Cabbages: lift the entire plant rather than cutting off at the base to reducethe risk of club root

Carrots: have a better flavour if harvested when still quite small. Lift main crop in September, cutting off the tops. Use split roots as soon as possible, store the rest in layers of sand in seed boxes and keep in a frost-free place


Cauliflowers: harvest by cutting close to ground level with a sharp knife

Celery: ready for picking from August until the first frosts. Lift plants when required using a hand fork, avoiding damaging neighbouring plants

Chillies: harvest with scissors or a sharp knife. Can be picked green or left to turn red

Courgettes: regularly pick when small and tender to encourage further cropping. Carefully cut off at the base cropping. Carefully cut off at the base your hands are sensitive to their prickly leaves and stalks

Cucumbers: pick regularly to ensure more cucumbers. They also have a better flavour when quite small

Globe artichokes: pick the terminal (top) bud first when it's large and swollen, but before the scales start to open - cut off with a few centimetres open - cut off with a few centimetres size


Kohlrabi: harvest by cutting close to ground level with a sharp knife

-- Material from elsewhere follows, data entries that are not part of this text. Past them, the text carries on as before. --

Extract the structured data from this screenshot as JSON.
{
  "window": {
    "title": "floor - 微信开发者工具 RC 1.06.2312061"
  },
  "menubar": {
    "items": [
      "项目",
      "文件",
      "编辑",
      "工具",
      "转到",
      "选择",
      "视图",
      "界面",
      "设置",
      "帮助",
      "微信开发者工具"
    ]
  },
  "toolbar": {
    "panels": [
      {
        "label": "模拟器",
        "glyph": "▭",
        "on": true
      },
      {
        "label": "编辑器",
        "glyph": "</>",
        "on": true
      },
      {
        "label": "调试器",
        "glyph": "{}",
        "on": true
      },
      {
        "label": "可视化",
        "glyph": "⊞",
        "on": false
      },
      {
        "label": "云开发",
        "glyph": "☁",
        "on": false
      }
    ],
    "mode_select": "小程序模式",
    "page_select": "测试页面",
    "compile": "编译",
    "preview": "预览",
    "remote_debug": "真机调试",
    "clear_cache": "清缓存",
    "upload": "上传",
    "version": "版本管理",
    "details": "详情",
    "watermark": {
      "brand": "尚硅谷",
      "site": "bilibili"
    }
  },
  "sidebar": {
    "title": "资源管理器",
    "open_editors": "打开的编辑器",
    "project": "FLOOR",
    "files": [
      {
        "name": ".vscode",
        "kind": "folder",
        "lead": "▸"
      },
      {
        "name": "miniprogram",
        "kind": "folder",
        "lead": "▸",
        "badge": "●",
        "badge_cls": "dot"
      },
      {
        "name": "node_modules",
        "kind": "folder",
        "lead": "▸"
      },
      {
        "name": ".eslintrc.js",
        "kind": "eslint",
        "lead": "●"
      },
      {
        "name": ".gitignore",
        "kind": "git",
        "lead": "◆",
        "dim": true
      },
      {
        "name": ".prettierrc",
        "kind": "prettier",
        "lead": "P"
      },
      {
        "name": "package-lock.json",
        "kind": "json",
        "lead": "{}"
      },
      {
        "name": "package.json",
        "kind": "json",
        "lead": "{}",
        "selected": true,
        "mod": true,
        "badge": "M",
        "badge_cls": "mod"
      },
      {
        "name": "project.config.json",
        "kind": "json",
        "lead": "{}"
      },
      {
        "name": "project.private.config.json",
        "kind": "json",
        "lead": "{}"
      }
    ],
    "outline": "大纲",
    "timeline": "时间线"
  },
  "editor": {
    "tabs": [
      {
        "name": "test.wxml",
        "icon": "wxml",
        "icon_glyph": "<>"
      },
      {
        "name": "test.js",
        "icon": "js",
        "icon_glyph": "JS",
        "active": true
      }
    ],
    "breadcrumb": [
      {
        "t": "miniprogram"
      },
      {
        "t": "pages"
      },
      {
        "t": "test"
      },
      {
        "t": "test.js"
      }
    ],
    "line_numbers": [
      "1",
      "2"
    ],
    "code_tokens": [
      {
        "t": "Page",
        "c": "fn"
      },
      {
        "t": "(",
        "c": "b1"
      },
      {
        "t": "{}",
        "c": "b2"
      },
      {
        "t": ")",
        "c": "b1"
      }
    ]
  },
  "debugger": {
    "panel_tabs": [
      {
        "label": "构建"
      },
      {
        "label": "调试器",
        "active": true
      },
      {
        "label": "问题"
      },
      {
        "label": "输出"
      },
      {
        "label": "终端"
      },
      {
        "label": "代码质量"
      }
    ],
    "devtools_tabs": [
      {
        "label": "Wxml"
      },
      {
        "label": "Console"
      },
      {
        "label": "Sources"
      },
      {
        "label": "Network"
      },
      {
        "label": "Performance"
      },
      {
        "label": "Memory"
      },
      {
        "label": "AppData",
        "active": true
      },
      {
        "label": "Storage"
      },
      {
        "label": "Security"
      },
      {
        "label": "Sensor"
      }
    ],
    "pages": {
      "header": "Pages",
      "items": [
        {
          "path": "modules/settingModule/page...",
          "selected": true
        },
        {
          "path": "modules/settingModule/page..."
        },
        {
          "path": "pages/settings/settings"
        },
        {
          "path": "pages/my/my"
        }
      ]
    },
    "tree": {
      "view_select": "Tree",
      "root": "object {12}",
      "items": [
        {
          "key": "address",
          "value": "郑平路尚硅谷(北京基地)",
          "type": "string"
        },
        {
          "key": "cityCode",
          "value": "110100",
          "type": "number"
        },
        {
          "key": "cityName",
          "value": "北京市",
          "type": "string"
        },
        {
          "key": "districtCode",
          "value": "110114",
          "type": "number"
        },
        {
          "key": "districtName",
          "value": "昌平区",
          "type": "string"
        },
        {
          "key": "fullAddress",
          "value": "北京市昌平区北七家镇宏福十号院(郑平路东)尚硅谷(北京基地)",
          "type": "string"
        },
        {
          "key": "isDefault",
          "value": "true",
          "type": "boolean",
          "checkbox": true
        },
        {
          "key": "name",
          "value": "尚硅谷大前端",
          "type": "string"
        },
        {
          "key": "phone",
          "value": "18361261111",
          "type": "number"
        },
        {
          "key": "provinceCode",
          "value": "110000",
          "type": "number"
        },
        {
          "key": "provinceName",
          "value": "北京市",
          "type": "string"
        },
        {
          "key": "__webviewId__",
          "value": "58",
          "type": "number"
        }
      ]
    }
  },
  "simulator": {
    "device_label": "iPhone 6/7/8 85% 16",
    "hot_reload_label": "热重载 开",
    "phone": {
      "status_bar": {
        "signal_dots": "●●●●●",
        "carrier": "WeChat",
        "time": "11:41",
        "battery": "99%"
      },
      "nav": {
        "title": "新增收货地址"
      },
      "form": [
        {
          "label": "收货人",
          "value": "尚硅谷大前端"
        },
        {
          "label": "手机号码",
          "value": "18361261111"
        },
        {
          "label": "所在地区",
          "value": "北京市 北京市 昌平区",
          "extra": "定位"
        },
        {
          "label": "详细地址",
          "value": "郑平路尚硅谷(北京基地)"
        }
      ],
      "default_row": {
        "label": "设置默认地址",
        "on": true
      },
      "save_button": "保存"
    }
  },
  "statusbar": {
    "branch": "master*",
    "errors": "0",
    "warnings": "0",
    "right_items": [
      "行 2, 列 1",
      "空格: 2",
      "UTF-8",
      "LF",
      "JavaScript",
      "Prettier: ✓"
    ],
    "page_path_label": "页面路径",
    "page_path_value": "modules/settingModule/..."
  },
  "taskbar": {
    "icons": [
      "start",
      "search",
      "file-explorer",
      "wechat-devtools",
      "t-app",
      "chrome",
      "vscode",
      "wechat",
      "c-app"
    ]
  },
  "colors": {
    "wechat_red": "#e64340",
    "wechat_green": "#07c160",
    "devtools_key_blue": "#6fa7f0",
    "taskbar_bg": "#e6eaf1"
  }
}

Lettuces: cut regularly to prevent bolting

Marrows: may be ready for harvesting now, leave in the sun to let their skins harden and dry, then store in a cool, dry and dark place. Well ripened marrows will keep over winter in a frost-free place

Onions: harvest when their necks start to die back and they bend over naturally. Avoid bending their necks this reduces storage time. After lifting, lay on the soil to dry, weather permitting. If this is not possible, dry in a well-ventilated shed or under shelter. Store in a moisture-free place. Thick-necked onions shouldn't be stored as they are prone to rot- use these first

Onions, spring: harvest from March to October

Parsley: keep cropping when needed

Peas: regular picking is essential for a truly fresh pea. Harvest from the bottom of the plant upwards

Peppers: regularly pick to prevent them over-ripening and to encourage further crops

Potatoes, second early and maincrop:  finish harvesting second early potatoes

Pumpkins: if ready, leave in the sun to let the skins harden and dry, then store in a cool, dry, dark place

Radishes: can be cropped within 4-6 weeks of sowing

Shallots: lift shallots when their necks start to turn brown and start to bend over on their own. Don't bend the necks as this reduces storage time. Lay them on the soil to dry. If the weather precludes this, dry in a well-ventilated shed or under shelter. Store in a moisture-free place

Spinach: cut leaves from the outside of the plants when needed, taking care not to damage their roots. Regular picking encourages new leaves

Squash: may be ready now. Leave in the sun for the skins to harden and dry, then store in a cool, dry, dark place

Sweetcorn: harvest as it ripens. When tassels at the end of the cob start to shrivel, peel back the husks to check that the cobs have swollen to full size. If possible, cook immediately after cutting to ensure the sweetest flavour

Tomatoes: harvest regularly to encourage further cropping

Turnips: try to eat them when they are young and tastier

What to plant and sow in September

• Spring cabbage: seeds sown in July and August should produce plants for planting out in September and October, which can be harvested from late February to early June. Ensure they are well firmed into the ground

• Winter cauliflower: plant now for over-wintering and picking in spring

• Kale: transplants can be planted until mid·August for cropping from December to early April

• Kohlrabi: for a late autumn or winter crop, sow a purple variety in August

• Lettuce, Rocket, Spinach: sow these quick maturing crops to eat later this year. You can also sow a hardy lettuce variety for winter use

• Radish: can still be sown for picking this year

• Spring onions: sow a few rows in August for eating in March to May

• Turnips: grow for their green tops



Originally published in Living Poitou-Charentes Magazine.

WORDS: Trevor Bridge PHOTOS: Jocelyn Bridge and Shutterstock

Trevor is a landscape architect who ran a busy practice in the UK for twenty years. He and his wife Jocelyn moved to an ancient fermette in Poitou-Charentes in 2004 where they garden organically and keep bees and hens.